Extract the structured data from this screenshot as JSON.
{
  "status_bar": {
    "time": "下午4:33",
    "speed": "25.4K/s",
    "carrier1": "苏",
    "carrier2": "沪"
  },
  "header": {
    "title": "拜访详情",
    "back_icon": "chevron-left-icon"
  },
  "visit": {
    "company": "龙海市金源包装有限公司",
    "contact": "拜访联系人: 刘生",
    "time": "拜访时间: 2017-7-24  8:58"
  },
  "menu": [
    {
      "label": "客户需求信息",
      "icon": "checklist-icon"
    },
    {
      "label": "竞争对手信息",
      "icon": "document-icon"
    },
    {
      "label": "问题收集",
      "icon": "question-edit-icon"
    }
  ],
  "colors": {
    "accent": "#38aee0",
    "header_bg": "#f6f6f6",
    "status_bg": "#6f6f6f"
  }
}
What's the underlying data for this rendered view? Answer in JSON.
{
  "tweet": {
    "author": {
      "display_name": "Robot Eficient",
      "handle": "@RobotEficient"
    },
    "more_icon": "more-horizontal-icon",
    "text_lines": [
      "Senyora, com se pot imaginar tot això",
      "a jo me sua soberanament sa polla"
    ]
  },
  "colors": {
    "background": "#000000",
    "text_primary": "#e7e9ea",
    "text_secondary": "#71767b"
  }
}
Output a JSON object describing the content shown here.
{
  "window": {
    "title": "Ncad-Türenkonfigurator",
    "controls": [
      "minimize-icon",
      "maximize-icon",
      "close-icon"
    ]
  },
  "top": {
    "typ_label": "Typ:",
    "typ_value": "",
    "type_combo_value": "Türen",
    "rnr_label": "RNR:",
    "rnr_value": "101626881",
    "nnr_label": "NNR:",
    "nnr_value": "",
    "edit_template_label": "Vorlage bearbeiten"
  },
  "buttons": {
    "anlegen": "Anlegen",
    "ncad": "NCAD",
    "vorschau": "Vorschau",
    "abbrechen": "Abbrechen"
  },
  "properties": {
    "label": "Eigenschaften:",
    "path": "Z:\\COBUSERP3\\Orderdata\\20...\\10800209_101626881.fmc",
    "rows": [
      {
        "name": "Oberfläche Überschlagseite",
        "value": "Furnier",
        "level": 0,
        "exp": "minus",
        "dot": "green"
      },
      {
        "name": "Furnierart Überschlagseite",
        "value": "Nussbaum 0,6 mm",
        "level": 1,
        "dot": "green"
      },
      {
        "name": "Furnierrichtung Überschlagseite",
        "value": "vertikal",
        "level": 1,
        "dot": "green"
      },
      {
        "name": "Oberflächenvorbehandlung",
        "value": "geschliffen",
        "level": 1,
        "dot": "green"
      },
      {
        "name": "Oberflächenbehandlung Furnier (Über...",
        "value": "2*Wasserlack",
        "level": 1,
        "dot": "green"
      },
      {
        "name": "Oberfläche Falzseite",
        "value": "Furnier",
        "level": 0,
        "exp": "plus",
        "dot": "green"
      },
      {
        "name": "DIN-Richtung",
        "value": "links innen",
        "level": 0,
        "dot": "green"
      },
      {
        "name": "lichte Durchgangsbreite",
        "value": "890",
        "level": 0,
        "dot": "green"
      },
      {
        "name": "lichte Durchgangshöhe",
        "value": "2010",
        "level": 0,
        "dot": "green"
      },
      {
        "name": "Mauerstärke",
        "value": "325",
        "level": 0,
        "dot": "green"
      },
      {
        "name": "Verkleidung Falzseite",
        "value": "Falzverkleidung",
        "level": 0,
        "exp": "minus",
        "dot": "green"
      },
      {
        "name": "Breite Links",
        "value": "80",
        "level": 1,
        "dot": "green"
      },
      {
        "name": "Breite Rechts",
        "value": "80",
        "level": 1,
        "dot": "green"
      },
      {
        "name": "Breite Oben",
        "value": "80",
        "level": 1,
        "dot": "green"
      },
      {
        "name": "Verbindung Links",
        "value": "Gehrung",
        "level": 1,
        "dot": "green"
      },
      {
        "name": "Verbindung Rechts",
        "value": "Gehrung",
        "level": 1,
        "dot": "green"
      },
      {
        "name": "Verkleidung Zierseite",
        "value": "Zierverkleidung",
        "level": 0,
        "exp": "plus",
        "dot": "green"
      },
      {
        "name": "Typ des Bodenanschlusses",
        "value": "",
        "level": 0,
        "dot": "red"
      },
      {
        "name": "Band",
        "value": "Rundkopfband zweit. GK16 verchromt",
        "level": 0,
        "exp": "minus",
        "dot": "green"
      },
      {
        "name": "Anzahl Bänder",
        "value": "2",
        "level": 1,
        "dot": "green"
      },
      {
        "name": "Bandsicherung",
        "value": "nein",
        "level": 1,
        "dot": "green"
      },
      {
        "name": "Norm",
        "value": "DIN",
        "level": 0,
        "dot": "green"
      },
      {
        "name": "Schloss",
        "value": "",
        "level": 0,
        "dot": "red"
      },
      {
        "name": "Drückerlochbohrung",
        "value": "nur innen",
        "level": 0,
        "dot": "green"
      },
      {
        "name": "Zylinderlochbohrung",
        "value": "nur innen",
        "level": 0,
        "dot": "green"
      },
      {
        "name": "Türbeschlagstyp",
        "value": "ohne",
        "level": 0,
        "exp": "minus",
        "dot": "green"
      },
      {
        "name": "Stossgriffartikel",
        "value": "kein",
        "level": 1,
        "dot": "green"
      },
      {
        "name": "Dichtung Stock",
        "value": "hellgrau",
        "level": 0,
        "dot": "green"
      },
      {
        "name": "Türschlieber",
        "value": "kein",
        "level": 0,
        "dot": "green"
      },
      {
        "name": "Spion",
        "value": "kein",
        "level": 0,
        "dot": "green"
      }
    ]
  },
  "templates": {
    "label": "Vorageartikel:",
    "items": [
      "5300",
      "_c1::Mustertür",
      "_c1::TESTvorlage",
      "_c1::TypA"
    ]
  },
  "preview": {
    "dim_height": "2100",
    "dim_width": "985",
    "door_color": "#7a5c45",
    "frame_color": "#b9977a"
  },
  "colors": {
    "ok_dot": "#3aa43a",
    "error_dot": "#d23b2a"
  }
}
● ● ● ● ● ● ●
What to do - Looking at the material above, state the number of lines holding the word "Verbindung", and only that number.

Your response - 2